doing business in the. Towir of Newberry,
do hereby pledge ourselves not to furnish
provisions and other necessary farming
supplies another year on a credit to those
persons who shall vote against our interest
at .he approaching election. And that we
will not furnishany planter with such sup
plies on credit when it comes within our
knowledge, or we have good reasons to
believe that the use of such supplies are
intended for the support of any laborer
who voted against the public welfare.
2d. That we invite the merchants
throughout this State to co-operate with us
in this our resolution to protect our own
resources, and to promote the welfare of

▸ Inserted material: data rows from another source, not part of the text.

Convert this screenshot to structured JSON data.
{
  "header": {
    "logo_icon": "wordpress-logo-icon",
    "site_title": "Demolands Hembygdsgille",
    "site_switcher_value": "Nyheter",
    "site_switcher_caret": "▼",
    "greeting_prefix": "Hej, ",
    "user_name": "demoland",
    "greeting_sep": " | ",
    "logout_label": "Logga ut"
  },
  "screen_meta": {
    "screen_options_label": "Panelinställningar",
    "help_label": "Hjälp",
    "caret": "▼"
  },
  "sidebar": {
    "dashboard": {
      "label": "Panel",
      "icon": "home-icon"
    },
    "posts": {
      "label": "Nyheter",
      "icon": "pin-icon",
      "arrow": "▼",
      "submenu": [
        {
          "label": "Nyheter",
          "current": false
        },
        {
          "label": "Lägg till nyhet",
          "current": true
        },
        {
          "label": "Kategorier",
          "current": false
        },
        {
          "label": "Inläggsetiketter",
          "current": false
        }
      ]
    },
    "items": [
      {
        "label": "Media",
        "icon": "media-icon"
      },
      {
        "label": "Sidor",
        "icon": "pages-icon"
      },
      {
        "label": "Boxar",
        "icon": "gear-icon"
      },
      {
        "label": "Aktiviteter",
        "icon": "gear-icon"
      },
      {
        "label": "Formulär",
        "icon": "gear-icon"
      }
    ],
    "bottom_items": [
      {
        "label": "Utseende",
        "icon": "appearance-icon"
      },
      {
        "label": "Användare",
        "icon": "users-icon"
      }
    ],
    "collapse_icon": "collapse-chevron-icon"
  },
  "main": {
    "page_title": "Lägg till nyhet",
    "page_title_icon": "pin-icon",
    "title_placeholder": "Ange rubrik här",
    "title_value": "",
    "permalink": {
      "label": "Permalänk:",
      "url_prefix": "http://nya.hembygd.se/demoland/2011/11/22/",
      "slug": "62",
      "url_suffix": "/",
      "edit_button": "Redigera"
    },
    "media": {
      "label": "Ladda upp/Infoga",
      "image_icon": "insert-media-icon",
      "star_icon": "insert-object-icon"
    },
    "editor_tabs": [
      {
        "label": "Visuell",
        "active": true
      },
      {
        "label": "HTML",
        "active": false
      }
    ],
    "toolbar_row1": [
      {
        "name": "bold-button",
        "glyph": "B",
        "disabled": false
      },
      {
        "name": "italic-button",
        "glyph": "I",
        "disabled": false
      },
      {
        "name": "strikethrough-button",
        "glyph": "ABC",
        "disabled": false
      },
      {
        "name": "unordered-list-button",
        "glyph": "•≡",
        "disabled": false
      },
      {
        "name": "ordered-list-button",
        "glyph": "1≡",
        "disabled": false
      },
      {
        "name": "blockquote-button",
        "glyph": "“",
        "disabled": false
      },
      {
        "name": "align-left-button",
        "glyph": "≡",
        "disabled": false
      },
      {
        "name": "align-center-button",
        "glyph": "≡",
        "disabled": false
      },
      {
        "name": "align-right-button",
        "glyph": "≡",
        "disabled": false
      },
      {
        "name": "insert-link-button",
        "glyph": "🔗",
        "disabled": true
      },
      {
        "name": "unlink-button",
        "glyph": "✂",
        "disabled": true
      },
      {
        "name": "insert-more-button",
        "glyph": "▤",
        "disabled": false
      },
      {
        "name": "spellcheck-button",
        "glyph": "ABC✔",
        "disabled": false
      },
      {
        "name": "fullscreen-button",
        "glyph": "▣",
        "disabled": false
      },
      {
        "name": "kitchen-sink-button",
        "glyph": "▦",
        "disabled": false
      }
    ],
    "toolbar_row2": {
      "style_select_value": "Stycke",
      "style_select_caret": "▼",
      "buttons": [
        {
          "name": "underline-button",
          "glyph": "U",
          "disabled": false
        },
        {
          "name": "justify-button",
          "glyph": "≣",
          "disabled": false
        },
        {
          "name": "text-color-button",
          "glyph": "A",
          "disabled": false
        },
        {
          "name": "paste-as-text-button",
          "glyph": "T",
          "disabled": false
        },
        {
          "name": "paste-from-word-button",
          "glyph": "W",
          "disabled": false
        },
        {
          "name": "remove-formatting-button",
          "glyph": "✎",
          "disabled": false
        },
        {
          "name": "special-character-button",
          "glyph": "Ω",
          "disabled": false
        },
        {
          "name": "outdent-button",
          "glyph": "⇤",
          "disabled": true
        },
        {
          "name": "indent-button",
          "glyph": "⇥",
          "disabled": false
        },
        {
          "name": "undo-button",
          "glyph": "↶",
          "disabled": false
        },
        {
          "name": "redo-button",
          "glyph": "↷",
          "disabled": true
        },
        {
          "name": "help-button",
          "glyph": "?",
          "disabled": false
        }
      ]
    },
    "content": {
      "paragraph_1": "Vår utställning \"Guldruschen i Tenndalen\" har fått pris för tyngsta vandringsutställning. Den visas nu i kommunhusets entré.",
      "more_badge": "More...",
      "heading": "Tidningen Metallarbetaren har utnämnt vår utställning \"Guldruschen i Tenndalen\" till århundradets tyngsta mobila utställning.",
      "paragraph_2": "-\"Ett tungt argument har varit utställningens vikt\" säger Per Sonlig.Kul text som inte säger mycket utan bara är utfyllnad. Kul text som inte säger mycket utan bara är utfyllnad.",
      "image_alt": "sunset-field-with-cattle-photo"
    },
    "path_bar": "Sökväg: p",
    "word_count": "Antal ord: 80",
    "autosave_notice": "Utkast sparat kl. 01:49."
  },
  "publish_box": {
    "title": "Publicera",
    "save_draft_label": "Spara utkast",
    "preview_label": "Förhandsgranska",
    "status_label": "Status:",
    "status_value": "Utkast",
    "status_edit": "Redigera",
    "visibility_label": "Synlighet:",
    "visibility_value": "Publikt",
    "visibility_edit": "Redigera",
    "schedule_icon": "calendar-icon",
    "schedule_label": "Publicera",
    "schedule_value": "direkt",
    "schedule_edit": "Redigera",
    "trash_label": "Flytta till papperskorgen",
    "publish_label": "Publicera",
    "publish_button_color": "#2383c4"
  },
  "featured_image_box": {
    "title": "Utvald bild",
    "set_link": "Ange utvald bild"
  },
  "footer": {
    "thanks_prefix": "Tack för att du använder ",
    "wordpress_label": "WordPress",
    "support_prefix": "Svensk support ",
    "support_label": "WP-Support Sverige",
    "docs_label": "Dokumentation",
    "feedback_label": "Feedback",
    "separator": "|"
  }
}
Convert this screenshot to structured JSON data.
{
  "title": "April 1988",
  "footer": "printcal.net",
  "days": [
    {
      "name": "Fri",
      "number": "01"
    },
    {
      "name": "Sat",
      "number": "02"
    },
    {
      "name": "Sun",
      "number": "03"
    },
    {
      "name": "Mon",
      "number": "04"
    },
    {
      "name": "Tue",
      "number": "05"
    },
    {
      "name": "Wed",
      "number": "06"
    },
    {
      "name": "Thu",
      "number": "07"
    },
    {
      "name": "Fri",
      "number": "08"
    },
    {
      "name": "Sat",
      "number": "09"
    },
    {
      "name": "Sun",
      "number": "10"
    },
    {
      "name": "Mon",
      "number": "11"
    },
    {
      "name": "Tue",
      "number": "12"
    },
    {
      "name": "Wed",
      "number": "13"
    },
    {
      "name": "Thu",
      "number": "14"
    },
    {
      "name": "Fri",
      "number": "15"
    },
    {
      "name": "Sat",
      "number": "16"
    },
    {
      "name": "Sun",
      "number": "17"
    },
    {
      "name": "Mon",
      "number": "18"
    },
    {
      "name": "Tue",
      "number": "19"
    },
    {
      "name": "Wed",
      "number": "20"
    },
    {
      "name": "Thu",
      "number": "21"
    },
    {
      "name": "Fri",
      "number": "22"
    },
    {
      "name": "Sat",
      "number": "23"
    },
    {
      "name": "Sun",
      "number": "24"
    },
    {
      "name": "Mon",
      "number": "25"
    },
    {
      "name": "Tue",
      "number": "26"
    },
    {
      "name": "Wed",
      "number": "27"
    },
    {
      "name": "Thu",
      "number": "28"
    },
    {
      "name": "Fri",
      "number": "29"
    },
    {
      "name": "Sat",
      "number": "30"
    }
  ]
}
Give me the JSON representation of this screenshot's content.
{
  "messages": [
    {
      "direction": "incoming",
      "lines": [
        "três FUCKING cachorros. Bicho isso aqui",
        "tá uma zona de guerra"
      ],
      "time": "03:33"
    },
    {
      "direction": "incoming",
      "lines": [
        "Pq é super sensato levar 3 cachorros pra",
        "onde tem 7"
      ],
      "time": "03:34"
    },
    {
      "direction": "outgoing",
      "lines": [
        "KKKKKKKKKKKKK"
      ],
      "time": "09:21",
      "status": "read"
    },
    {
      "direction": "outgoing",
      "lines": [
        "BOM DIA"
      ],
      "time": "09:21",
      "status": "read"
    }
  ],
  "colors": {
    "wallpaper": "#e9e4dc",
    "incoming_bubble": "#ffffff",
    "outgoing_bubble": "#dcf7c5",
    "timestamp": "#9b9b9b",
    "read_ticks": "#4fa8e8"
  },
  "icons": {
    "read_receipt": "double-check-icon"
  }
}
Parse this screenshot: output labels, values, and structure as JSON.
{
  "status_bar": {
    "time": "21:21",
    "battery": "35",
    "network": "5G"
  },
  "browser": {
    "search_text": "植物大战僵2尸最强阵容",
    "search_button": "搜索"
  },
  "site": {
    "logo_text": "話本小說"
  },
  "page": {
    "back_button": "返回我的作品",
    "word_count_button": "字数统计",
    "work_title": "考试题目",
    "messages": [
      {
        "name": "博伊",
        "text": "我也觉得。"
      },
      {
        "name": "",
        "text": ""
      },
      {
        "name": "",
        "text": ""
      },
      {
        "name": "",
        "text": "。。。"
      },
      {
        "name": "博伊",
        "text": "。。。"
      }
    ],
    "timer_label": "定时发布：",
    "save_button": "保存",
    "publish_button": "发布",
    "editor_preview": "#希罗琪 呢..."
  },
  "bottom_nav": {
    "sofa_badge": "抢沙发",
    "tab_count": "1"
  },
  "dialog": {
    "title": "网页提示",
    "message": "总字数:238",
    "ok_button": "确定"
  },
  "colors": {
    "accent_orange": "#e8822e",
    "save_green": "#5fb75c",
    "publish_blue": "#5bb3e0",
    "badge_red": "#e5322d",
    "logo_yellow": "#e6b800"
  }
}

races and conditions of men comprising
this suffering Commonwealth.
B. J. RAMAGE, Chairman.
JoH. T. PrERSON, -See'y.
B. J. Ramage, IS. F. Fant,
John T. Peterson, IM. Foot,
John C. Wilson & Co. Rodelsperger & Co.
J. D. Casb, L. C. Moore,
T. J. Lipscomb, - J. E. Chapman,
Leavell & Spearman, Pelham & Wardlaw,
McFall & Pool, W. H. Dickert,
Jas. M. Crawford, W. T. Tarrant,
John . Peoples, S P. Boozer,
B. H. Cline, J. B. Leonar'd & Co.
J. F. Todd, Jos. Brown,
Geo. McWhir ter, W. T. Wright.
Oct. 25, 43-1t.
On last Sale day, in town, A POCKET
BOOK containing between $50 and $60,
also a Cotton Bill of 'two Bales of Cotton
sold to Singleton.
The finder will be rewarded.
J. C. WADE.
Oct. 25, 43-it.
W. H. WALLACE,
NEWBERRY, S. C.
- difidovdr 'Harmon's Store, aajiining
HERALD Office. Oct. 25, 43-tf
Day of Fasting, Humiliation
By a resolution of the County Demo
cratic-Executive Committee for Newberry
County, I am instrt.cted to request the
pastors of the various churches in the
County, white and colored, to bring to the
attention of their churches the rccommen
dation of the State Democratic Executive -
Committee, as contained in the address of
A. C. Haskell, Chairman, dated Oct. 4th,
186. and published in the Newberry
HERALD of- the 11th instant, that the 26th
instant be observed as a day of fasting,
humiliation and prayer to Almighty God,
"that justice, peace and prosperity, mercy
ad truth, with fellowship and good.feeling.
to all men may come back and prevail
among our much disturbed and long-suffer
ing and much disturbed people," and solicit
them to carry out the recommendation.
Y. J. EARRINGTON, -
Beeretary Democratic Executive Committee,
October 20th, 1876.-43-1t.
The undersigned will sell at public auc
tion at the late residence of Elizabeth.
oate, deceased, ON THE FIFTEENTH
DAY OF NOVEMBER NEXT, ali the per
onal property of the said deceased, and
One Milch Cow and Three Yearlings.
Seventeen Head of Hogs.
Nine Head of Sheep.
Corn and Fodder.
Household and Kitchen Furniture.
Waeon and Buggy.
And other articles too numerous to men
Terms of Sale-Cash, under order of the
Court of Probate.
DR AYTON M. COATE, 1 A dministrators.
JOHN W. COATE, )
Oct. 20, 1876.-43--St.*
Tobn C. Workman and John A. Workman,
William H. Webb.
By virtue of sundry executions to me di
-ectd, I will sell, in front of the Court
n the First Monday in November
o the highest bidder, the following PER
iONAL PROPERTY, to-wit:
Two Sets of Household
ind Parlor Furniture.
Carpets, and other articles.
Parlor and Kitchen Stoves.
Kitchen Tables, &c.
One lot Garden Tools.
One small lot Carpenter's
Plowv Stock and Two Sin
Two Wash Pots and Four